One-third of France’s bridges are in need of repair, while seven percent are presently “at risk of collapse”, according to an audit published by the Transport Ministry in June. The audit has received renewed attention following the deadly collapse of the Morandi Bridge in Genoa, Italy on Tuesday.
In addition to France’s aging bridges, seventeen percent of its roads are also in need of structural repair, according to the audit performed by two Swiss companies. The auditors examined 12,000 bridges and 10,000 kilometres of France’s national public road network.
The 380,000 kilometres of local roads don’t seem to be faring much better. “A similar percentage of regional and local roads are suffering from poor maintenance”, according to the Paris-based Institute for Roads, Streets and Mobility Infrastructure (IDRRIM), cited in French daily Le Monde.
Even when authorities are made aware of structural deficiencies, renovations are often delayed. The audit notes that, on average, French bridges are repaired 22 years after the first signs of structural deterioration.
Some lawmakers have said that insufficient budgets are largely to blame.
“The French road network is very efficient, but it’s deteriorating rapidly. Year after year, the government underinvests by 200 million to 300 million euros,” Le Monde quotes Matthieu Orphelin, MP of President Emmanuel Macron’s majority Republic on the Move party (LRM), as saying.
But other experts, like engineer Jean-Michel Torrenti, have said “there is no absolute urgency” to act now, or even in the next few years. Torrentini, of the French Institute of science and technology for transport, development and networks (IFSTTAR), is quoted in Le Monde as saying “the risk isn’t necessarily that bridges will collapse, but that bridges will be forced to close down”.
“The longer we wait to move forward with construction maintenance, the more urgent and expensive this construction will become,” Torrenti said.
Currently, about a quarter of rail lines have exceeded their design life, according to Le Monde.
In a report published earlier this year, Jean-Cyril Spinetta warned in a report for France’s state-owned rail operator SNCF that underinvestment could negatively affect local lines. “If investment levels remain the same, nearly half of the 9,000 kilometres of local lines could be closed to traffic by 2026,” he said.

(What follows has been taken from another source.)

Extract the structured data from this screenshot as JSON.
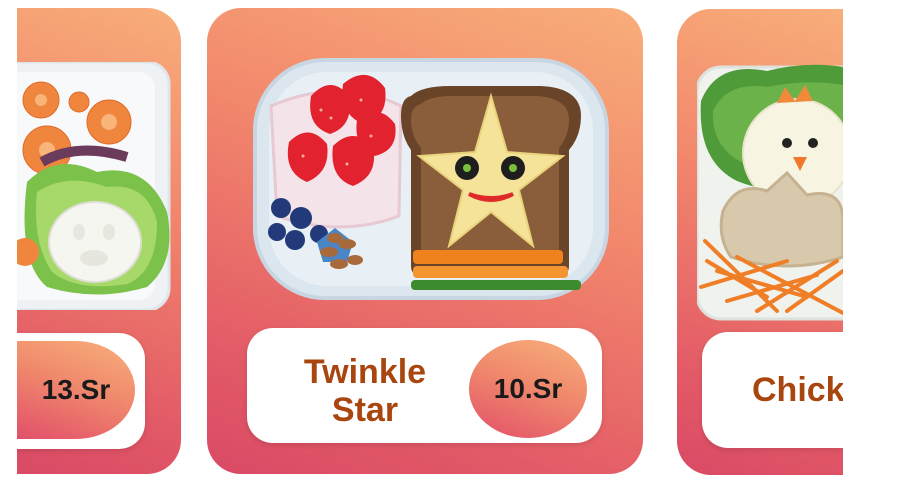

However, government investment in rail has steadily increased over the years, from 800 million euros in 2004 to nearly three billion euros today, as Le Monde reports. And the budget allocated to rail is only expected to increase. But the paper says these budget increases were too little, too late for the national rail network, as it now plays catch up to address its infrastructure issues.